Dataset items:

____

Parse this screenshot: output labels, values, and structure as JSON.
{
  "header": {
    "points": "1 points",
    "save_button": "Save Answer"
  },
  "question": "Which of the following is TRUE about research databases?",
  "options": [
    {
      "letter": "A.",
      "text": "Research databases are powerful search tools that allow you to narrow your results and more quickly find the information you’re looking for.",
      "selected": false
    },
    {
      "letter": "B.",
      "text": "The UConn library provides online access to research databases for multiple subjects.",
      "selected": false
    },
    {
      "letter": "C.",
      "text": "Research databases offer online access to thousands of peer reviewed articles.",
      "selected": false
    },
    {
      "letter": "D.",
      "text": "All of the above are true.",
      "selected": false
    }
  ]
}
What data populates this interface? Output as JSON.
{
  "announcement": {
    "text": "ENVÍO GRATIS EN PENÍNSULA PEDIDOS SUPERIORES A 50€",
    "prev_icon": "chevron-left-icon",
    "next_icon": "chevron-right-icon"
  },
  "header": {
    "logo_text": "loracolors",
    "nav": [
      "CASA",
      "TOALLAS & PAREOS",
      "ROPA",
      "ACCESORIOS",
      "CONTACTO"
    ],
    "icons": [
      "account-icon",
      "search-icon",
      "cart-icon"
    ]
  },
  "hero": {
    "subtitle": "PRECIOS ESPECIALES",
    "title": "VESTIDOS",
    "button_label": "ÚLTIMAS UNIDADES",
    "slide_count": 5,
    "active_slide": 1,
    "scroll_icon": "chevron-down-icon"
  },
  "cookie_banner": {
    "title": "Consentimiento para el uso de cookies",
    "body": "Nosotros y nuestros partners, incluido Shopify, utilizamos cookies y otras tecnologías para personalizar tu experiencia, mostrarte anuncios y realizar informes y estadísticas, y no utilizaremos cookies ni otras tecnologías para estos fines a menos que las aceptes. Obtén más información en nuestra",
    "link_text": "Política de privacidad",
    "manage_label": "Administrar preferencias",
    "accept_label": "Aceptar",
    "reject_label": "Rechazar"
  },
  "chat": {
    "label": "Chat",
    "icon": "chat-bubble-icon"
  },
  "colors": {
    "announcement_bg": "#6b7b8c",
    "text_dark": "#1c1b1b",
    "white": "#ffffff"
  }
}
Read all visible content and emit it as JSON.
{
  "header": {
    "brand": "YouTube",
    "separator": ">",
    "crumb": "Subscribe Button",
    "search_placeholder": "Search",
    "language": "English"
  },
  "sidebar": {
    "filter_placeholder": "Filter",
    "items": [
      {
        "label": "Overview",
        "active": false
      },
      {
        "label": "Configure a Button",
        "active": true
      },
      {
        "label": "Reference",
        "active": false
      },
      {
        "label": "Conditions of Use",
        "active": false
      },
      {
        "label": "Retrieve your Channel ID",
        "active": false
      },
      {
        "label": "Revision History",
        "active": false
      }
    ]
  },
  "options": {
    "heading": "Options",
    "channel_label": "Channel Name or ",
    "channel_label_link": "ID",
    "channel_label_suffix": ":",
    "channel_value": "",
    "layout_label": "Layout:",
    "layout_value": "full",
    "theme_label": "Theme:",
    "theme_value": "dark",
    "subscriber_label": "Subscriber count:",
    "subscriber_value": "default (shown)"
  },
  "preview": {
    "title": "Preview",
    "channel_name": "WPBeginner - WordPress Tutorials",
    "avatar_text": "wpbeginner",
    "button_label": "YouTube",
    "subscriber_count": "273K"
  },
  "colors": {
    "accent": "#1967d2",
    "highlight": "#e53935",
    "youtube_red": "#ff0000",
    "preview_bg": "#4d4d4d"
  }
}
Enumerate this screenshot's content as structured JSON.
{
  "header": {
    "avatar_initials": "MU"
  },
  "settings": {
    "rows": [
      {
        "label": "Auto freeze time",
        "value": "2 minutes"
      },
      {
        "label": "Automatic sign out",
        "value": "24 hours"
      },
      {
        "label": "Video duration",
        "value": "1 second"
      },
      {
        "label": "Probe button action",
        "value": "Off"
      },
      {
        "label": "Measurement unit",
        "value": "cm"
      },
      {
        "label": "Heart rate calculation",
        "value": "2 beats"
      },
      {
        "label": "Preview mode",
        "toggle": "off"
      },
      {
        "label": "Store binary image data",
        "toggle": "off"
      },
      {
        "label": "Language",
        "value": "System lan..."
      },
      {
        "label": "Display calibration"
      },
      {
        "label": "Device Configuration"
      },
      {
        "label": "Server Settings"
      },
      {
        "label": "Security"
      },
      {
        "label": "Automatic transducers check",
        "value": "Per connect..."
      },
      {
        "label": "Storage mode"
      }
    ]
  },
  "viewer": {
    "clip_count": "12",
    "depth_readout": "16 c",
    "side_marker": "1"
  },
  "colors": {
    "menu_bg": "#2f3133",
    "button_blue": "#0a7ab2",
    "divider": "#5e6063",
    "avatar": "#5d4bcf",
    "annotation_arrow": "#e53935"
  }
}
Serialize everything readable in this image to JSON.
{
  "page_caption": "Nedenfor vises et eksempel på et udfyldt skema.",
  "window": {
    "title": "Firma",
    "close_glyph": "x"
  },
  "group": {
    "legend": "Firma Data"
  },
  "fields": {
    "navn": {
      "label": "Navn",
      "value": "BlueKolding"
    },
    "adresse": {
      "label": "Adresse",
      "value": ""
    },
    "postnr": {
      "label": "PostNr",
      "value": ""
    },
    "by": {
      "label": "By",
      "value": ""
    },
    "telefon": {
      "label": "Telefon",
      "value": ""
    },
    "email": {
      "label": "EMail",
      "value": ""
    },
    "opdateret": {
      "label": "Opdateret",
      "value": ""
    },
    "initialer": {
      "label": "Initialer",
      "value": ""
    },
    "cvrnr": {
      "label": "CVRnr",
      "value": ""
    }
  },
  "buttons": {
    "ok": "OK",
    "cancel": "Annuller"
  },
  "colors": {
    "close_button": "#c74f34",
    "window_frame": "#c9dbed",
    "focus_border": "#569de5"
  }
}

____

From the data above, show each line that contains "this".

### Problem solution
Parse this screenshot: output labels, values, and structure as JSON.
What data populates this interface? Output as JSON.
Enumerate this screenshot's content as structured JSON.
Serialize everything readable in this image to JSON.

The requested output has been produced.